## Problem to solve
Across the entries, how many lines have the string "your" in them? Reply with only a number.

## Data
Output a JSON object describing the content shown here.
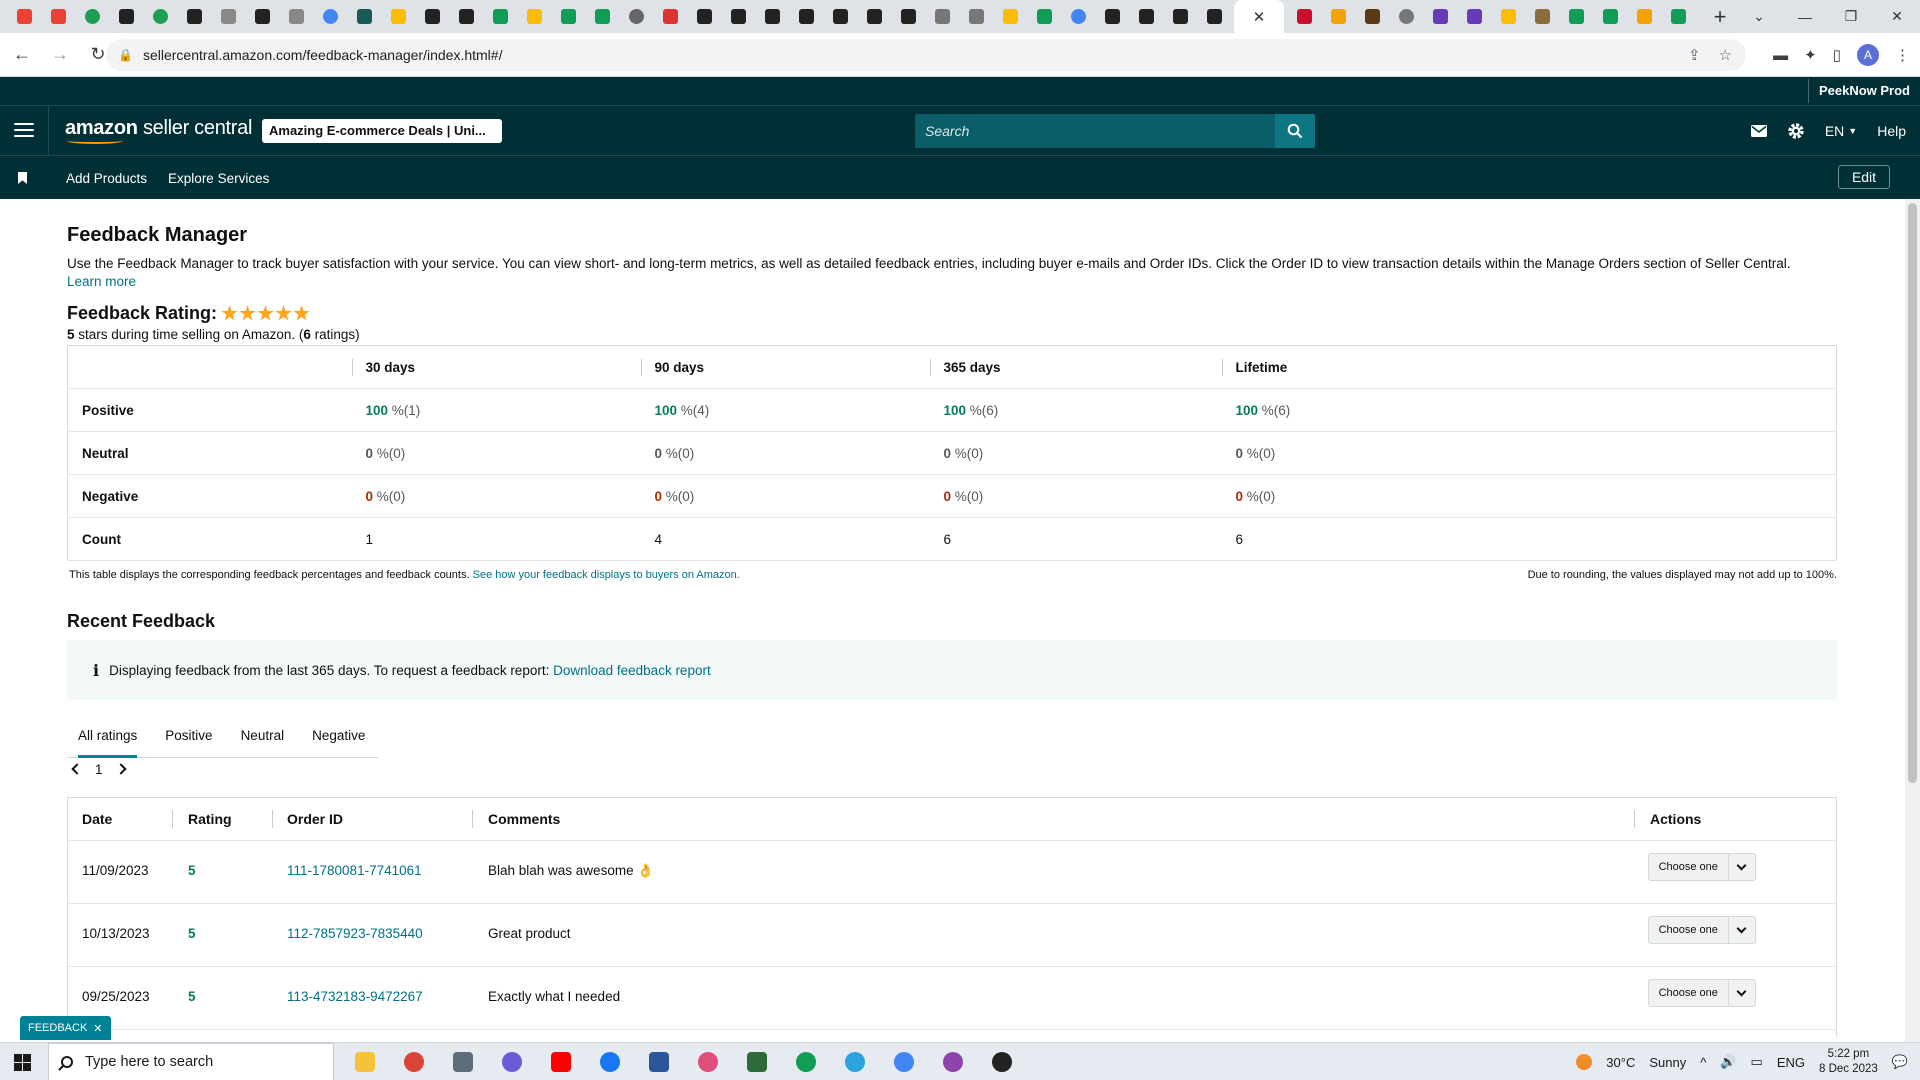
{
  "browser": {
    "url": "sellercentral.amazon.com/feedback-manager/index.html#/",
    "tab_close_glyph": "✕"
  },
  "header": {
    "account_name": "PeekNow Prod",
    "logo_prefix": "amazon",
    "logo_suffix": "seller central",
    "store_selector": "Amazing E-commerce Deals | Uni...",
    "search_placeholder": "Search",
    "language": "EN",
    "help": "Help",
    "icons": [
      "menu-icon",
      "mail-icon",
      "gear-icon",
      "search-icon"
    ]
  },
  "nav": {
    "links": [
      "Add Products",
      "Explore Services"
    ],
    "edit_label": "Edit"
  },
  "page": {
    "title": "Feedback Manager",
    "intro": "Use the Feedback Manager to track buyer satisfaction with your service. You can view short- and long-term metrics, as well as detailed feedback entries, including buyer e-mails and Order IDs. Click the Order ID to view transaction details within the Manage Orders section of Seller Central.",
    "learn_more": "Learn more",
    "rating_title": "Feedback Rating:",
    "rating_stars": 5,
    "rating_summary_value": "5",
    "rating_summary_text": " stars during time selling on Amazon. (",
    "rating_summary_count": "6",
    "rating_summary_suffix": " ratings)"
  },
  "metrics": {
    "columns": [
      "30 days",
      "90 days",
      "365 days",
      "Lifetime"
    ],
    "rows": {
      "positive": {
        "label": "Positive",
        "values": [
          "100",
          "100",
          "100",
          "100"
        ],
        "counts": [
          "(1)",
          "(4)",
          "(6)",
          "(6)"
        ]
      },
      "neutral": {
        "label": "Neutral",
        "values": [
          "0",
          "0",
          "0",
          "0"
        ],
        "counts": [
          "(0)",
          "(0)",
          "(0)",
          "(0)"
        ]
      },
      "negative": {
        "label": "Negative",
        "values": [
          "0",
          "0",
          "0",
          "0"
        ],
        "counts": [
          "(0)",
          "(0)",
          "(0)",
          "(0)"
        ]
      },
      "count": {
        "label": "Count",
        "values": [
          "1",
          "4",
          "6",
          "6"
        ]
      }
    },
    "percent_sign": " %",
    "note": "This table displays the corresponding feedback percentages and feedback counts.",
    "note_link": "See how your feedback displays to buyers on Amazon.",
    "rounding_note": "Due to rounding, the values displayed may not add up to 100%."
  },
  "recent": {
    "title": "Recent Feedback",
    "info_icon": "i",
    "info_text": "Displaying feedback from the last 365 days. To request a feedback report:",
    "info_link": "Download feedback report",
    "tabs": [
      "All ratings",
      "Positive",
      "Neutral",
      "Negative"
    ],
    "page_number": "1",
    "columns": [
      "Date",
      "Rating",
      "Order ID",
      "Comments",
      "Actions"
    ],
    "rows": [
      {
        "date": "11/09/2023",
        "rating": "5",
        "order_id": "111-1780081-7741061",
        "comment": "Blah blah was awesome 👌",
        "action": "Choose one"
      },
      {
        "date": "10/13/2023",
        "rating": "5",
        "order_id": "112-7857923-7835440",
        "comment": "Great product",
        "action": "Choose one"
      },
      {
        "date": "09/25/2023",
        "rating": "5",
        "order_id": "113-4732183-9472267",
        "comment": "Exactly what I needed",
        "action": "Choose one"
      }
    ]
  },
  "feedback_tab": {
    "label": "FEEDBACK",
    "close": "✕"
  },
  "taskbar": {
    "search_placeholder": "Type here to search",
    "temperature": "30°C",
    "weather": "Sunny",
    "language": "ENG",
    "time": "5:22 pm",
    "date": "8 Dec 2023"
  },
  "colors": {
    "header_bg": "#002f36",
    "link": "#007185",
    "positive": "#067d62",
    "negative": "#b12704",
    "star": "#ffa41c",
    "tab_accent": "#008296"
  }
}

## Written response
2